French Foreign Minister Jean-Yves Le Drian urged Lebanon to create a new government swiftly or risk the crisis worsening and threatening the country’s stability.
The economic crisis is the worst since the 1975-90 civil war: a liquidity crunch has led banks to enforce capital controls and the Lebanese pound to slump by one third.
Lebanon has also been in a political impasse since Saad Al-Hariri quit as prime minister on Oct. 29, prompted by protests against the ruling elite, with no agreement on a new government.
Nadim Munla, senior adviser to Hariri, who is running the government as caretaker, told Reuters the Paris meeting would probably signal a readiness to offer support once a government is formed that commits to reforms.
“They will recognize that there is a short-term problem and that if and when a government (is formed) that basically responds to the aspirations of people, most probably the international community will be ready to step in and provide support to Lebanon, or additional support,” he said.

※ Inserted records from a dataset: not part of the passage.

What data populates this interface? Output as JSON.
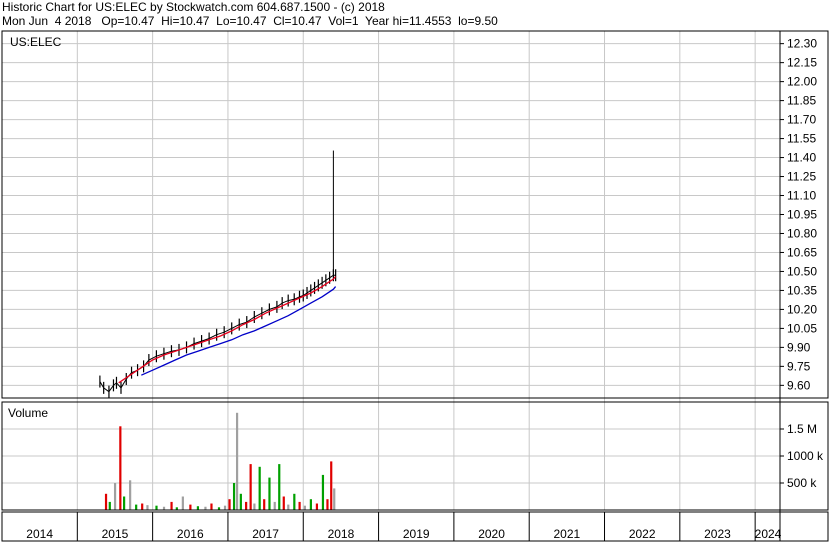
{
  "header": {
    "line1": "Historic Chart for US:ELEC by Stockwatch.com 604.687.1500 - (c) 2018",
    "line2": "Mon Jun  4 2018   Op=10.47  Hi=10.47  Lo=10.47  Cl=10.47  Vol=1  Year hi=11.4553  lo=9.50"
  },
  "chart_data": [
    {
      "type": "line",
      "title": "US:ELEC",
      "yaxis": {
        "ticks": [
          "12.30",
          "12.15",
          "12.00",
          "11.85",
          "11.70",
          "11.55",
          "11.40",
          "11.25",
          "11.10",
          "10.95",
          "10.80",
          "10.65",
          "10.50",
          "10.35",
          "10.20",
          "10.05",
          "9.90",
          "9.75",
          "9.60"
        ],
        "range": [
          9.5,
          12.4
        ]
      },
      "grid": true,
      "series": [
        {
          "role": "price-close",
          "color": "#000000",
          "x": [
            2015.3,
            2015.35,
            2015.42,
            2015.48,
            2015.52,
            2015.58,
            2015.65,
            2015.72,
            2015.8,
            2015.88,
            2015.95,
            2016.05,
            2016.15,
            2016.25,
            2016.35,
            2016.45,
            2016.55,
            2016.65,
            2016.75,
            2016.85,
            2016.95,
            2017.05,
            2017.15,
            2017.25,
            2017.35,
            2017.45,
            2017.55,
            2017.65,
            2017.72,
            2017.8,
            2017.88,
            2017.95,
            2018.0,
            2018.05,
            2018.1,
            2018.15,
            2018.2,
            2018.25,
            2018.3,
            2018.35,
            2018.4,
            2018.43
          ],
          "y": [
            9.63,
            9.58,
            9.55,
            9.6,
            9.62,
            9.58,
            9.65,
            9.7,
            9.72,
            9.75,
            9.8,
            9.83,
            9.85,
            9.87,
            9.88,
            9.9,
            9.93,
            9.95,
            9.97,
            10.0,
            10.02,
            10.05,
            10.08,
            10.1,
            10.14,
            10.17,
            10.2,
            10.22,
            10.25,
            10.27,
            10.28,
            10.3,
            10.31,
            10.33,
            10.35,
            10.37,
            10.39,
            10.41,
            10.43,
            10.45,
            10.47,
            10.47
          ]
        },
        {
          "role": "moving-average-short",
          "color": "#e8001c",
          "x": [
            2015.55,
            2015.7,
            2015.85,
            2016.0,
            2016.15,
            2016.3,
            2016.45,
            2016.6,
            2016.75,
            2016.9,
            2017.05,
            2017.2,
            2017.35,
            2017.5,
            2017.65,
            2017.8,
            2017.95,
            2018.1,
            2018.25,
            2018.4,
            2018.43
          ],
          "y": [
            9.62,
            9.68,
            9.74,
            9.8,
            9.84,
            9.87,
            9.9,
            9.93,
            9.96,
            9.99,
            10.03,
            10.08,
            10.12,
            10.17,
            10.21,
            10.25,
            10.29,
            10.33,
            10.38,
            10.44,
            10.46
          ]
        },
        {
          "role": "moving-average-long",
          "color": "#0000c8",
          "x": [
            2015.85,
            2016.0,
            2016.15,
            2016.3,
            2016.45,
            2016.6,
            2016.75,
            2016.9,
            2017.05,
            2017.2,
            2017.35,
            2017.5,
            2017.65,
            2017.8,
            2017.95,
            2018.1,
            2018.25,
            2018.4,
            2018.43
          ],
          "y": [
            9.68,
            9.72,
            9.76,
            9.8,
            9.84,
            9.87,
            9.9,
            9.93,
            9.96,
            10.0,
            10.03,
            10.07,
            10.11,
            10.15,
            10.2,
            10.25,
            10.3,
            10.36,
            10.38
          ]
        }
      ],
      "spike": {
        "x": 2018.4,
        "high": 11.4553,
        "low": 10.47
      }
    },
    {
      "type": "bar",
      "title": "Volume",
      "yaxis": {
        "ticks": [
          "1.5 M",
          "1000 k",
          "500 k"
        ],
        "range": [
          0,
          2000000
        ]
      },
      "grid": true,
      "colors": {
        "up": "#00a000",
        "down": "#e00000",
        "neutral": "#a0a0a0"
      },
      "bars": [
        {
          "x": 2015.38,
          "v": 300000,
          "c": "down"
        },
        {
          "x": 2015.43,
          "v": 150000,
          "c": "up"
        },
        {
          "x": 2015.5,
          "v": 500000,
          "c": "neutral"
        },
        {
          "x": 2015.57,
          "v": 1550000,
          "c": "down"
        },
        {
          "x": 2015.62,
          "v": 250000,
          "c": "up"
        },
        {
          "x": 2015.7,
          "v": 550000,
          "c": "neutral"
        },
        {
          "x": 2015.78,
          "v": 100000,
          "c": "up"
        },
        {
          "x": 2015.86,
          "v": 120000,
          "c": "down"
        },
        {
          "x": 2015.93,
          "v": 90000,
          "c": "neutral"
        },
        {
          "x": 2016.05,
          "v": 80000,
          "c": "up"
        },
        {
          "x": 2016.15,
          "v": 60000,
          "c": "neutral"
        },
        {
          "x": 2016.25,
          "v": 150000,
          "c": "down"
        },
        {
          "x": 2016.32,
          "v": 50000,
          "c": "up"
        },
        {
          "x": 2016.4,
          "v": 250000,
          "c": "neutral"
        },
        {
          "x": 2016.5,
          "v": 100000,
          "c": "down"
        },
        {
          "x": 2016.6,
          "v": 70000,
          "c": "up"
        },
        {
          "x": 2016.7,
          "v": 60000,
          "c": "neutral"
        },
        {
          "x": 2016.78,
          "v": 120000,
          "c": "down"
        },
        {
          "x": 2016.88,
          "v": 50000,
          "c": "up"
        },
        {
          "x": 2016.96,
          "v": 80000,
          "c": "neutral"
        },
        {
          "x": 2017.02,
          "v": 200000,
          "c": "down"
        },
        {
          "x": 2017.08,
          "v": 500000,
          "c": "up"
        },
        {
          "x": 2017.12,
          "v": 1800000,
          "c": "neutral"
        },
        {
          "x": 2017.17,
          "v": 300000,
          "c": "up"
        },
        {
          "x": 2017.24,
          "v": 150000,
          "c": "down"
        },
        {
          "x": 2017.3,
          "v": 850000,
          "c": "down"
        },
        {
          "x": 2017.35,
          "v": 120000,
          "c": "neutral"
        },
        {
          "x": 2017.42,
          "v": 800000,
          "c": "up"
        },
        {
          "x": 2017.48,
          "v": 200000,
          "c": "down"
        },
        {
          "x": 2017.55,
          "v": 600000,
          "c": "up"
        },
        {
          "x": 2017.62,
          "v": 150000,
          "c": "neutral"
        },
        {
          "x": 2017.68,
          "v": 850000,
          "c": "up"
        },
        {
          "x": 2017.74,
          "v": 250000,
          "c": "down"
        },
        {
          "x": 2017.8,
          "v": 100000,
          "c": "neutral"
        },
        {
          "x": 2017.88,
          "v": 300000,
          "c": "up"
        },
        {
          "x": 2017.95,
          "v": 150000,
          "c": "down"
        },
        {
          "x": 2018.02,
          "v": 80000,
          "c": "neutral"
        },
        {
          "x": 2018.1,
          "v": 200000,
          "c": "up"
        },
        {
          "x": 2018.18,
          "v": 120000,
          "c": "down"
        },
        {
          "x": 2018.26,
          "v": 650000,
          "c": "up"
        },
        {
          "x": 2018.32,
          "v": 200000,
          "c": "down"
        },
        {
          "x": 2018.37,
          "v": 900000,
          "c": "down"
        },
        {
          "x": 2018.41,
          "v": 400000,
          "c": "neutral"
        }
      ]
    }
  ],
  "xaxis": {
    "labels": [
      "2014",
      "2015",
      "2016",
      "2017",
      "2018",
      "2019",
      "2020",
      "2021",
      "2022",
      "2023",
      "2024"
    ]
  }
}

“It is not a pledging conference.”
Lebanon won pledges of over $11 billion at a conference last year conditional on reforms that it has failed to implement. The economic crisis is rooted in years of corruption and waste that have generated one of the world’s heaviest public debt burdens.
The political impasse returned to square one on Sunday when a tentative agreement on a new prime minister unraveled.
Hariri is now seen as the only candidate for the post.
He has said he would only lead a cabinet of specialist ministers, believing this is the way to address the economic crisis, attract aid, and satisfy protesters who have been in the streets since Oct. 17 seeking the removal of a political class blamed for corruption and misrule.
But Hezbollah and its allies including President Michel Aoun say the government must include politicians.
“Let’s see the coming few days and if there will be an agreement among the political parties on a formation ... otherwise we might take longer,” Munla said. Hariri would be willing to have politicians in cabinet but they should not be “the regular known faces of previous governments.”